- WHAT IS EXPECTED:
Please reproduce the entries below exactly, omitting any images they contain.

Stored records
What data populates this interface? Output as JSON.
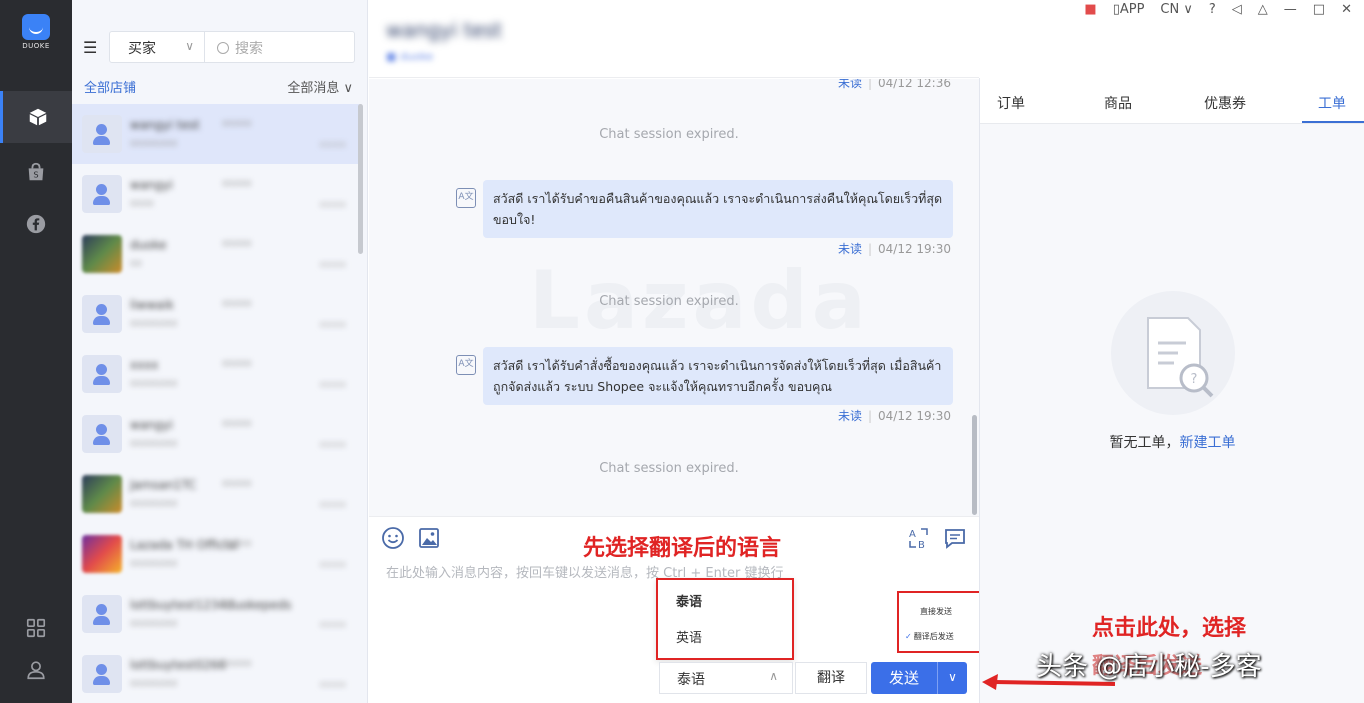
{
  "rail": {
    "logo_text": "DUOKE"
  },
  "list": {
    "role_select": "买家",
    "search_placeholder": "搜索",
    "all_stores": "全部店铺",
    "all_messages": "全部消息"
  },
  "chat": {
    "expired": "Chat session expired.",
    "watermark": "Lazada",
    "top_meta_time": "04/12 12:36",
    "messages": [
      {
        "text": "สวัสดี เราได้รับคำขอคืนสินค้าของคุณแล้ว เราจะดำเนินการส่งคืนให้คุณโดยเร็วที่สุด ขอบใจ!",
        "status": "未读",
        "time": "04/12 19:30"
      },
      {
        "text": "สวัสดี เราได้รับคำสั่งซื้อของคุณแล้ว เราจะดำเนินการจัดส่งให้โดยเร็วที่สุด เมื่อสินค้าถูกจัดส่งแล้ว ระบบ Shopee จะแจ้งให้คุณทราบอีกครั้ง ขอบคุณ",
        "status": "未读",
        "time": "04/12 19:30"
      }
    ],
    "unread_label": "未读",
    "input_placeholder": "在此处输入消息内容，按回车键以发送消息，按 Ctrl + Enter 键换行",
    "language_selected": "泰语",
    "language_options": [
      "泰语",
      "英语"
    ],
    "translate_button": "翻译",
    "send_button": "发送",
    "send_options": [
      "直接发送",
      "翻译后发送"
    ]
  },
  "panel": {
    "tabs": [
      "订单",
      "商品",
      "优惠券",
      "工单"
    ],
    "active_tab": "工单",
    "empty_text": "暂无工单，",
    "empty_link": "新建工单"
  },
  "topbar": {
    "app": "APP",
    "lang": "CN"
  },
  "annotations": {
    "select_language": "先选择翻译后的语言",
    "click_here": "点击此处，选择",
    "translate_send": "翻译后发送",
    "credit": "头条 @店小秘-多客"
  },
  "colors": {
    "accent": "#3b6fe8",
    "annotation": "#e02424",
    "rail": "#2a2c30"
  }
}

- EXPECTED ANSWER:
What data populates this interface? Output as JSON.
{
  "rail": {
    "logo_text": "DUOKE"
  },
  "list": {
    "role_select": "买家",
    "search_placeholder": "搜索",
    "all_stores": "全部店铺",
    "all_messages": "全部消息"
  },
  "chat": {
    "expired": "Chat session expired.",
    "watermark": "Lazada",
    "top_meta_time": "04/12 12:36",
    "messages": [
      {
        "text": "สวัสดี เราได้รับคำขอคืนสินค้าของคุณแล้ว เราจะดำเนินการส่งคืนให้คุณโดยเร็วที่สุด ขอบใจ!",
        "status": "未读",
        "time": "04/12 19:30"
      },
      {
        "text": "สวัสดี เราได้รับคำสั่งซื้อของคุณแล้ว เราจะดำเนินการจัดส่งให้โดยเร็วที่สุด เมื่อสินค้าถูกจัดส่งแล้ว ระบบ Shopee จะแจ้งให้คุณทราบอีกครั้ง ขอบคุณ",
        "status": "未读",
        "time": "04/12 19:30"
      }
    ],
    "unread_label": "未读",
    "input_placeholder": "在此处输入消息内容，按回车键以发送消息，按 Ctrl + Enter 键换行",
    "language_selected": "泰语",
    "language_options": [
      "泰语",
      "英语"
    ],
    "translate_button": "翻译",
    "send_button": "发送",
    "send_options": [
      "直接发送",
      "翻译后发送"
    ]
  },
  "panel": {
    "tabs": [
      "订单",
      "商品",
      "优惠券",
      "工单"
    ],
    "active_tab": "工单",
    "empty_text": "暂无工单，",
    "empty_link": "新建工单"
  },
  "topbar": {
    "app": "APP",
    "lang": "CN"
  },
  "annotations": {
    "select_language": "先选择翻译后的语言",
    "click_here": "点击此处，选择",
    "translate_send": "翻译后发送",
    "credit": "头条 @店小秘-多客"
  },
  "colors": {
    "accent": "#3b6fe8",
    "annotation": "#e02424",
    "rail": "#2a2c30"
  }
}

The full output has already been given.